Jim Lobe, Washington correspondent and expert on the neo-conservative movement, doesn’t mince words: “It’s no secret that the majority of neo-conservatives have been and remain Jewish,” he is quoted as saying. “That is a fact.”
The names are well-known — Perle, Ledeen, Frum, Kristol, Abrahms, Wolfowitiz, Feith, Cohen, the Wurmsers, et al — as are the “think-tanks” associated with them, including the American Enterprise Institute and the Project for the New American Century (PNAC).

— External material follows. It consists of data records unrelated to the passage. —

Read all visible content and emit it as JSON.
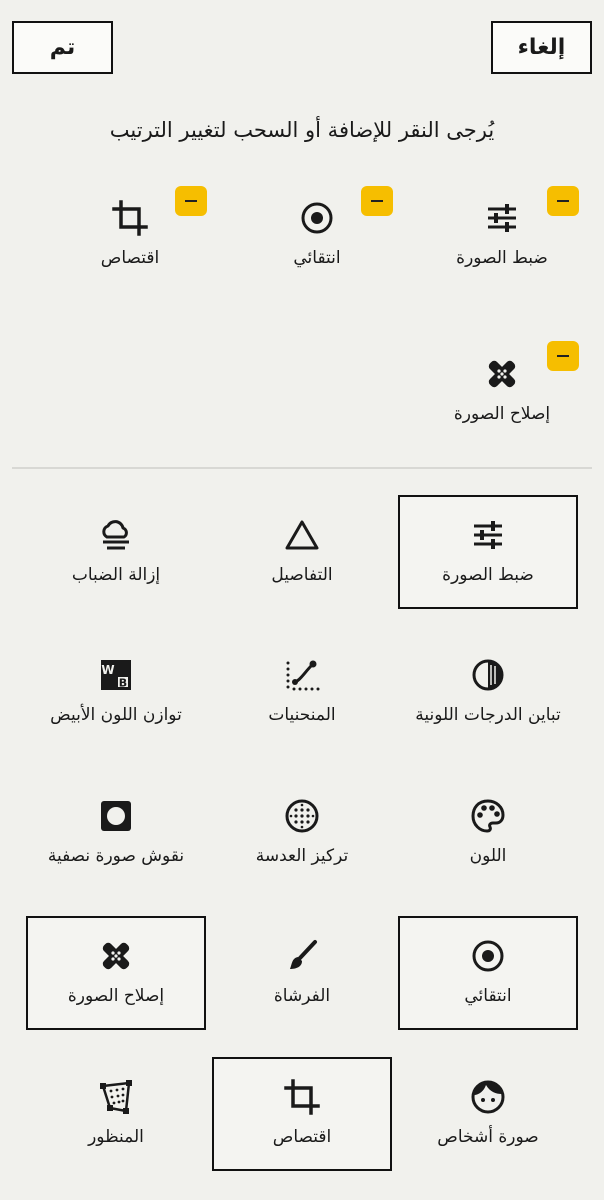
{
  "header": {
    "done_label": "تم",
    "cancel_label": "إلغاء"
  },
  "hint": "يُرجى النقر للإضافة أو السحب لتغيير الترتيب",
  "active_tools": [
    {
      "id": "tune",
      "label": "ضبط الصورة",
      "icon": "sliders-icon"
    },
    {
      "id": "selective",
      "label": "انتقائي",
      "icon": "target-icon"
    },
    {
      "id": "crop",
      "label": "اقتصاص",
      "icon": "crop-icon"
    },
    {
      "id": "healing",
      "label": "إصلاح الصورة",
      "icon": "bandage-icon"
    }
  ],
  "all_tools": [
    {
      "id": "tune",
      "label": "ضبط الصورة",
      "icon": "sliders-icon",
      "selected": true
    },
    {
      "id": "details",
      "label": "التفاصيل",
      "icon": "triangle-icon",
      "selected": false
    },
    {
      "id": "dehaze",
      "label": "إزالة الضباب",
      "icon": "cloud-fog-icon",
      "selected": false
    },
    {
      "id": "tonal",
      "label": "تباين الدرجات اللونية",
      "icon": "half-circle-icon",
      "selected": false
    },
    {
      "id": "curves",
      "label": "المنحنيات",
      "icon": "curves-icon",
      "selected": false
    },
    {
      "id": "wb",
      "label": "توازن اللون الأبيض",
      "icon": "white-balance-icon",
      "selected": false
    },
    {
      "id": "color",
      "label": "اللون",
      "icon": "palette-icon",
      "selected": false
    },
    {
      "id": "lensblur",
      "label": "تركيز العدسة",
      "icon": "dotted-circle-icon",
      "selected": false
    },
    {
      "id": "vignette",
      "label": "نقوش صورة نصفية",
      "icon": "vignette-icon",
      "selected": false
    },
    {
      "id": "selective",
      "label": "انتقائي",
      "icon": "target-icon",
      "selected": true
    },
    {
      "id": "brush",
      "label": "الفرشاة",
      "icon": "brush-icon",
      "selected": false
    },
    {
      "id": "healing",
      "label": "إصلاح الصورة",
      "icon": "bandage-icon",
      "selected": true
    },
    {
      "id": "portrait",
      "label": "صورة أشخاص",
      "icon": "face-icon",
      "selected": false
    },
    {
      "id": "crop",
      "label": "اقتصاص",
      "icon": "crop-icon",
      "selected": true
    },
    {
      "id": "perspective",
      "label": "المنظور",
      "icon": "perspective-icon",
      "selected": false
    }
  ]
}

“They call themselves ‘neo-conservatives,’” the narrator says, in reference to the mostly Jewish architects of the US-led war on Iraq. They are “right-wing thinkers whose dreams of a new American century have become George Bush’s foreign policy.”
The film explains how, after 9/11, 2001, the twin concepts of preemptive war and regime change — central pillars of neo-conservative policy — “were just what George Bush was looking for.”

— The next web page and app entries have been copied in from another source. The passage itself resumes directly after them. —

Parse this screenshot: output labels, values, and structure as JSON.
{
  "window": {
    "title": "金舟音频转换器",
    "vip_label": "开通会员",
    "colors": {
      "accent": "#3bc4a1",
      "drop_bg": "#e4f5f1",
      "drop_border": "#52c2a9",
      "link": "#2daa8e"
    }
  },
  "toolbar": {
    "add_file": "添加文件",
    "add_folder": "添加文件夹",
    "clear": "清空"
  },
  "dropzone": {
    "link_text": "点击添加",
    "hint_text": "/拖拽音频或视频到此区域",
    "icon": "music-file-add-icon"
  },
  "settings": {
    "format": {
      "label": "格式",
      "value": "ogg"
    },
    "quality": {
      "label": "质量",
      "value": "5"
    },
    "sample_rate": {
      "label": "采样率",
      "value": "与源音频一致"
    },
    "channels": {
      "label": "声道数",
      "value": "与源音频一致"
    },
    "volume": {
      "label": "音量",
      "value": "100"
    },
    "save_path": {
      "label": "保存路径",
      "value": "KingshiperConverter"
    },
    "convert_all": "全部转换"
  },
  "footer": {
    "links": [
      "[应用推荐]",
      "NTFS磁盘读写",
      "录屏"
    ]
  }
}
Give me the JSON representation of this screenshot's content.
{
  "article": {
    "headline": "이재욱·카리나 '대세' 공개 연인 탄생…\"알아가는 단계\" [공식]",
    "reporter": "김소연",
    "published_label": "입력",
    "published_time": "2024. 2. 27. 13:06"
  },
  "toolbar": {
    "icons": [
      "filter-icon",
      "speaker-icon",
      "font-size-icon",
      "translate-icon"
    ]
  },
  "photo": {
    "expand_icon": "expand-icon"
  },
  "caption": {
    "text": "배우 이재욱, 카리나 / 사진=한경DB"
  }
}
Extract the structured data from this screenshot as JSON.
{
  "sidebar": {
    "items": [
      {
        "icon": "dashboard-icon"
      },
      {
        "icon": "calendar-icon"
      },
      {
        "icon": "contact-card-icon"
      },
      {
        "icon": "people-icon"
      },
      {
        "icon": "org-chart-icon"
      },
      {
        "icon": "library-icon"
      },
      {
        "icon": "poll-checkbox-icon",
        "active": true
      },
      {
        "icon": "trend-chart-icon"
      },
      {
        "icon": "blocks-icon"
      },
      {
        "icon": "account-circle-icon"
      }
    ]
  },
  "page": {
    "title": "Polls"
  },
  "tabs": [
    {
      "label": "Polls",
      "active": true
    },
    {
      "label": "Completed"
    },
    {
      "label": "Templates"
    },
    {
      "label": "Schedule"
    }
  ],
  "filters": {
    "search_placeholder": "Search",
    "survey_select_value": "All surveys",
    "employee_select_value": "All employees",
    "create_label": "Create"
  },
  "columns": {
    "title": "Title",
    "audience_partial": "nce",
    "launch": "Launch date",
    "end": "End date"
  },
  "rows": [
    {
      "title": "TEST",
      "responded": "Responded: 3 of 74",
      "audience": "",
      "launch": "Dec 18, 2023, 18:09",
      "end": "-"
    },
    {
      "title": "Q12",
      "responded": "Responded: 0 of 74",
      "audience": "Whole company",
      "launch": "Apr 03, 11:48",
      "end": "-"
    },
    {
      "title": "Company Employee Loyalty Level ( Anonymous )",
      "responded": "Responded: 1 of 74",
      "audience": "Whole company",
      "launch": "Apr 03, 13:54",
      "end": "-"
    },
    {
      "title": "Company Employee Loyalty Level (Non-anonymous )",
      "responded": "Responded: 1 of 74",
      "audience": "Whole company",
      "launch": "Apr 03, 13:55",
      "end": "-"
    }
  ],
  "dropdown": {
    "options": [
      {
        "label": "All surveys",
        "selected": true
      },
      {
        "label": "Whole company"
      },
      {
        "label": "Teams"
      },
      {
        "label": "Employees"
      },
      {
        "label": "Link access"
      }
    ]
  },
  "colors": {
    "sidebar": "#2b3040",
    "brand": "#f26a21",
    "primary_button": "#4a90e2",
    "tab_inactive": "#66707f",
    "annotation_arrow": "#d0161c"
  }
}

“George Bush’s current foreign policy is basically a neo-con foreign policy,” PNAC’s William Kristol is quoted as saying. “9/11 was a huge wake-up call.”
“The president of the United States, on issue after issue, has reflected the thinking of neo-conservatives,” agrees neo-con “godfather” Richard Perle. “He comes at his view in his own way and through his own experience, but it happens to track very closely the outlook of neo-conservatives — especially since September 11.”
It is interesting to note how often these neo-con apologists fall back on the emotionally-charged events of 9/11 to justify their war on Iraq, even though that country had nothing to do with the attacks (which were perpetrated, in reality, by elements of the US government and the Israeli Mossad).
Like 9/11, the alleged “Holocaust” of European Jewry is another recurrent theme in the neo-conservative argument — also an emotionally-charged, and therefore easily exploited, subject. “The appeasement of Nazi Germany that led to the Holocaust hovers over their view of the world,” explains the narrator, “and its dark possibilities.”
“The defining moment of our history was certainly the Holocaust,” Perle is quoted as saying, in an effort to justify neo-conservative war-making in the Middle East. “When we have the ability to stop totalitarian regimes, we should do so, because when we fail to do so the results are catastrophic.” One wonders if the “catastrophe” Perle hopes to avert could be worse than the deaths of millions of innocent people in Afghanistan and Iraq that have come as a direct result of his and his colleagues’ world-view.
One of the few sources quoted in “The War Party” to almost call a spade a spade is Khaled Saffuri of the US-based Islamic Institute. “I think they are a disaster for this country,” Saffuri says of the neo-conservatives running policy in Washington. “And many members of congress believe that but they don’t dare say it.” The neo-cons are, he says, “like a gang; like a mafia.”
The film also notes how a number of leading neo-cons — Perle, Feith and the Wurmsers — helped author the now-famous “Clean Break” white paper in 1996. That report, intended as advice for incoming Israeli Prime Minister Benyamin Netanyahu, “called for a clean break with the peace process, rolling back Syria and removing Saddam Hussein from power — an important Israeli strategic objective in its own right.”
In light of the neo-conservatives’ admitted closeness to Israel — indeed, many of them are, literally, passport-holding Israelis — the film raises the contentious issue of “dual loyalties.” Here we are reassured by unelected neo-con psychopaths that the wars being waged against Israel’s enemies — at the cost of untold US blood and treasure — are in America’s best interest.
“Yes, many of us are Jewish — there’s no need to apologize for that,” neo-conservative diva Meyrav Wurmser is quoted as saying. “Most of us — all of us, in fact — are pro-Israel, some of us more firstly so [?] than others.” But, she adds, in what sounds like an Israeli accent, “There is no dual loyalty — the people in the group are Americans first and foremost.”
Now that you see what the US has gained from five years of war in Iraq — nothing but debt and mounting blood on its hands — do you believe her?
Another of the documentary’s high points is listening to neo-con strategist (and pentagon “advisor”) Elliot Cohen voice concern over the inherently anti-Semitic use of the word “neo-conservative” to mean “Jew.” Such usage, Cohen explains, “contains a very old anti-Semitic canard, which is that the Jews — this scattered little people around the world — have these occult powers and are pulling the strings of the naive and duped non-Jews.”
BBC Panorama, “The War Party” — Download it HERE
For more on the proliferation of neo-conservative (i.e., Zionist) think-tanks in Washington — and their hold on US foreign policy-making — read this excellent 2002 article by The Guardian’s Brian Whitaker (“US think-tanks give lessons in foreign policy”) at: http://www.guardian.co.uk/world/2002/aug/19/worlddispatch